- DRUG DIVERSION AND/OR SUBSTANCE ABUSE:
A large percentage of the number of cases that come up before a Board fall into this group. If you develop a substance use or abuse problem, I suggest contacting your peer assistance program as this is the best way to protect your license. If you know of someone who needs help, I highly recommend that you insist that your colleague protect their license by also contacting the peer assistance program. This could save their life and their license.
- CRIMINAL ACT OR CONDUCT:
This could also relate to drug diversion or substance abuse but sometimes it does not. It could be an ethical issue that the Board is concerned about for which they would like to take action. Whether you agree with it or not, the Board views you as a nurse 24/7.
- SCOPE OF PRACTICE:
This violation occurs when a nurse acts outside the scope of their practice. It happens when, say, a nurse fails to get a doctor’s order for something. Many times, it happens when a nurse does something thinking the physician will cover them later and then he/she doesn’t.
- HIPAA VIOLATION:
This is self-explanatory. Any time you breach a patient’s confidentiality or have some other HIPAA violation, the Board can take action against you.
- FRAUDULENT OR FALSIFIED PATIENT CARE OR BILLING RECORD:
It is unfortunate that should you fail to document the administration of a narcotic, the Board seems to believe that you took the medication or, if you didn’t take the medication, then you sold the medication or, in a third hypothesis, if you administered the medication and just forgot to document it, then you are incompetent. This seems like a no-win situation.
- FAILURE TO MAINTAIN MINIMUM STANDARD OF NURSING PRACTICE:
Such allegations include incompetence or negligence. This can include medication errors or failing to identify a change in patient condition. Sometimes it can even include concerns due to terminations from multiple jobs in a short period of time.

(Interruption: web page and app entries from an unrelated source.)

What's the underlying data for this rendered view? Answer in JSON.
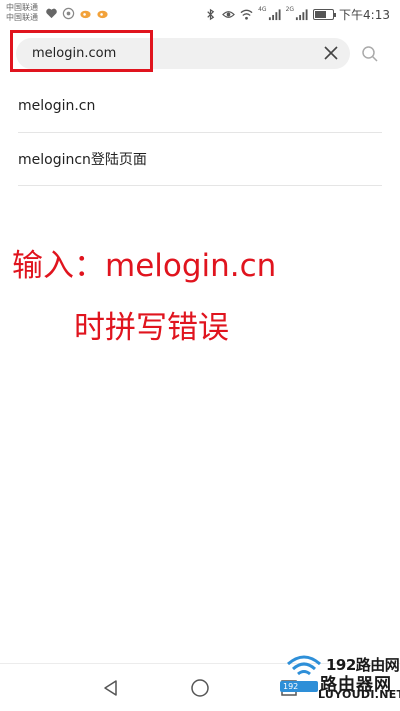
{
  "status_bar": {
    "carrier_1": "中国联通",
    "carrier_2": "中国联通",
    "network_1": "4G",
    "network_2": "2G",
    "battery_level": 0.7,
    "time": "下午4:13"
  },
  "search": {
    "value": "melogin.com"
  },
  "suggestions": [
    {
      "label": "melogin.cn"
    },
    {
      "label": "melogincn登陆页面"
    }
  ],
  "annotation": {
    "line1": "输入：melogin.cn",
    "line2": "时拼写错误"
  },
  "watermark": {
    "title": "192路由网",
    "subtitle": "路由器网",
    "ip_badge": "192",
    "url": "LUYOUDI.NET"
  },
  "colors": {
    "highlight": "#e0141e",
    "annotation": "#e0141e",
    "pill_bg": "#f0f0f0",
    "watermark_blue": "#2e8fd8"
  }
}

- RECIPROCAL ACTIONS:
Did you know that if you have an action against your license in another state, you also can have an action in all states in which are or have ever been licensed? Therefore, it is very important to fight such claim at the outset, even if you no longer practice in that state. Otherwise, the other states in which you hold a license can take action leaving you with no defense if you resolve the matter in just one state.
- RENEWAL FRAUD:
If a nurse fills out a license renewal application or an employment application but does not tell the truth, it can be considered fraud and material representation in obtaining a license. This includes omitting jobs from an employment application.
- FAILURE TO PROPERLY DOCUMENT:
This is when your documentation does not accurately reflect the patient care and services rendered. Late entries can be a red flag for these types of claims especially if they were not properly made. Sometimes facilities have cameras in the hall and can show that you did not check on the patient as required or only were in the room such a short period of time, you could not have possibly rendered the care you said you did.
- FAILURE TO ADHERE TO FACILITY POLICIES:
It is very important that you know the policies at your facility. Facility policies and procedures can change often. You may have been at one place where, say, it was proper for a nurse to draw blood from a Quentin catheter and then go to another place where it is not acceptable.
By sharing with you these ten areas in which nurses are frequently called before the Board, I hope that you will be on high alert to avoid such situations in your daily practice.
Jessica Nunez says
Wow! This is scary.
After reading your article it opened my eyes on a new level. Thank you,
I’m 47 years old and really thinking about going to Law school.
I’m old already.
But I wanted to get your take on this also what type of law jobs are out there for nurses plus is there even a market for us?